Besides, if a structural problem constantly results in any violation of right, the Constitutional Court is entitled to ask the competent authority to eliminate the structural problem by not dealing with all applications on an individual basis but examining merely one of them. This procedure called as “pilot decision” intends, on the one hand, to avoid the Court’s examination of thousands of individual applications of the same nature and, on the other hand, to pave the way for the elimination of a structural problem which constantly gives rise to violation.
In this sense, the Constitutional Court has very recently delivered its first pilot judgment where it held that the right to an effective remedy exercised by the applicant -in respect of whom a deportation order was issued- was violated for any reason based on a legal provision and that in over 1500 individual applications of similar nature, this violation would be redressed by introducing an amendment to legal provision concerned. The pilot judgment was submitted to the Turkish Parliamentary for necessary action.
His Excellency Mr. President,
Article 2 of the Constitution stipulates that the Republic of Turkey is a democratic state governed by rule of law and based on the fundamental tenets set forth in the preamble of the Constitution where the separation of powers is defined as “a civilized cooperation and division of functions” among the State organs.
The notion of “division of functions” in this definition contributes to the protection of rights and freedoms by means of securing checks and balances system. The State organs’ working together to achieve their common goals represents “cooperation”. Undoubtedly, protection of the fundamental rights and freedoms is one of the common goals sought to be achieved by the legislature, the executive and the judiciary.
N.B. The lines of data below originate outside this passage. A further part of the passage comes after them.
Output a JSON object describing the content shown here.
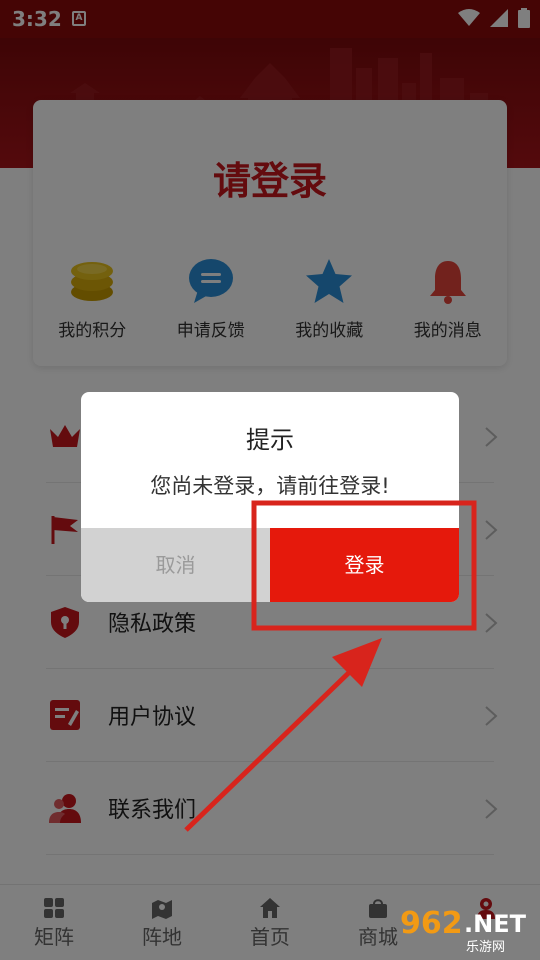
{
  "status_bar": {
    "time": "3:32",
    "a_badge": "A"
  },
  "login_card": {
    "title": "请登录",
    "quick_items": [
      {
        "label": "我的积分",
        "icon": "coins-icon",
        "color": "#d2a400"
      },
      {
        "label": "申请反馈",
        "icon": "chat-bubble-icon",
        "color": "#2a8fd8"
      },
      {
        "label": "我的收藏",
        "icon": "star-icon",
        "color": "#2a8fd8"
      },
      {
        "label": "我的消息",
        "icon": "bell-icon",
        "color": "#e5453a"
      }
    ]
  },
  "menu": [
    {
      "label": "",
      "icon": "crown-icon"
    },
    {
      "label": "",
      "icon": "flag-icon"
    },
    {
      "label": "隐私政策",
      "icon": "shield-icon"
    },
    {
      "label": "用户协议",
      "icon": "edit-document-icon"
    },
    {
      "label": "联系我们",
      "icon": "contacts-icon"
    }
  ],
  "tabbar": [
    {
      "label": "矩阵",
      "icon": "grid-icon"
    },
    {
      "label": "阵地",
      "icon": "map-icon"
    },
    {
      "label": "首页",
      "icon": "home-icon"
    },
    {
      "label": "商城",
      "icon": "bag-icon"
    },
    {
      "label": "",
      "icon": "user-icon"
    }
  ],
  "dialog": {
    "title": "提示",
    "message": "您尚未登录，请前往登录!",
    "cancel_label": "取消",
    "ok_label": "登录"
  },
  "watermark": {
    "number": "962",
    "domain": ".NET",
    "sub": "乐游网"
  },
  "colors": {
    "brand_red": "#c8161d",
    "button_red": "#e5190c",
    "annotation_red": "#d8241c"
  }
}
Therefore, in the forms of the oath taken by the President and members of parliament, this common goal is expressed as “the ideal of ensuring everyone to enjoy human rights and fundamental freedoms”. That is why “cooperation” among the State organs within the meaning of the protection of fundamental rights is a constitutional requisite.
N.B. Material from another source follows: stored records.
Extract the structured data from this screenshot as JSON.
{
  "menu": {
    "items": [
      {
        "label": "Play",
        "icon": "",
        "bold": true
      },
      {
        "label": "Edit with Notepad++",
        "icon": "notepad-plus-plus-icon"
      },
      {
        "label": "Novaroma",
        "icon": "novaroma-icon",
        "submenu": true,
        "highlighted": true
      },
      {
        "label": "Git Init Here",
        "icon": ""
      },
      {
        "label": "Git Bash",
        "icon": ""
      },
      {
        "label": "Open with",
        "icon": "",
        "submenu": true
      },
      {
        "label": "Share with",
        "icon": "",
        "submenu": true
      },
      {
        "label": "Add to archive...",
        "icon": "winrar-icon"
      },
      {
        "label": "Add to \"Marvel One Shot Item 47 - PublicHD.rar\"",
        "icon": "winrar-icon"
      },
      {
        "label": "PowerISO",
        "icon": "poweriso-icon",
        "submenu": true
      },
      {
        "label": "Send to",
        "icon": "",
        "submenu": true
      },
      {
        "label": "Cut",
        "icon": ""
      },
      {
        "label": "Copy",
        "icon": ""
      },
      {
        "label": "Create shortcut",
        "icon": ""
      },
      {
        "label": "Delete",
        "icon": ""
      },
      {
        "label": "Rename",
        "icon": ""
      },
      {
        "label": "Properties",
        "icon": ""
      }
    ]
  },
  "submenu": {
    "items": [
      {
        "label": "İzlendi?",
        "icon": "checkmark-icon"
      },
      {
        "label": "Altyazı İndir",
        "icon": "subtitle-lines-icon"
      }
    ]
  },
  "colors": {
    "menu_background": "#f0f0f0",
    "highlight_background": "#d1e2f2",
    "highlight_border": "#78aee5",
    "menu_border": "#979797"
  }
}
On this occasion, I would like to extend my gratitude to all our members who work devotedly in pursuit of the fundamental rights and freedoms as well as to members of the legislature, the executive and the judiciary endeavouring to avoid human rights violations and thereby to decrease the workload resulting from individual applications.
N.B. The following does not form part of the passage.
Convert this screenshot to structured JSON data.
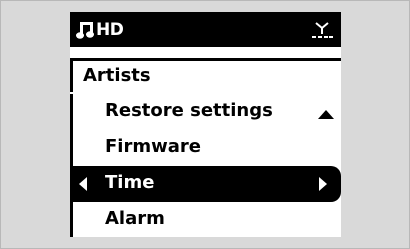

Lastly, I would like to note that swearing-in ceremonies are a means for welcoming those recently-appointed as well as memorialising those having left the office. In this sense, I would like to extend a welcome to Mr. Menteş and wish him a successful and fruitful term of office.
I also wish a healthy and prosperous retirement period for justices Mr. Nuri Necipoğlu, Mr. Osman Paksüt and Mr. Serruh Kaleli who retired in the recent year.
On this occasion, I would like to commemorate Mr. Mahmut Celalettin Cuhruk, one of the retired Presidents of the Court, as well as the retired justice Mr. İhsan Pekel, who lost their lives in the last year. I also extend my condolences to their families.
Retirement and death remind us that the court is not a property to the judge. As Sa'dî-I Şîrâzî says: “A really happy person owes his reputation to his knowledge and fairness. Those who are present now will leave; and those making an effort will be rewarded. What is left behind is merely good or bad reputation”. How happy are we who may leave a favourable impression at this very moment.
Before ending my speech, I would like to once again extend my gratitude for your participation in our ceremony. I extend my wishes of health and prosperity to all of you.
|Prof. Dr. Zühtü ARSLAN|
|The Constitutional Court of the Republic of Türkiye|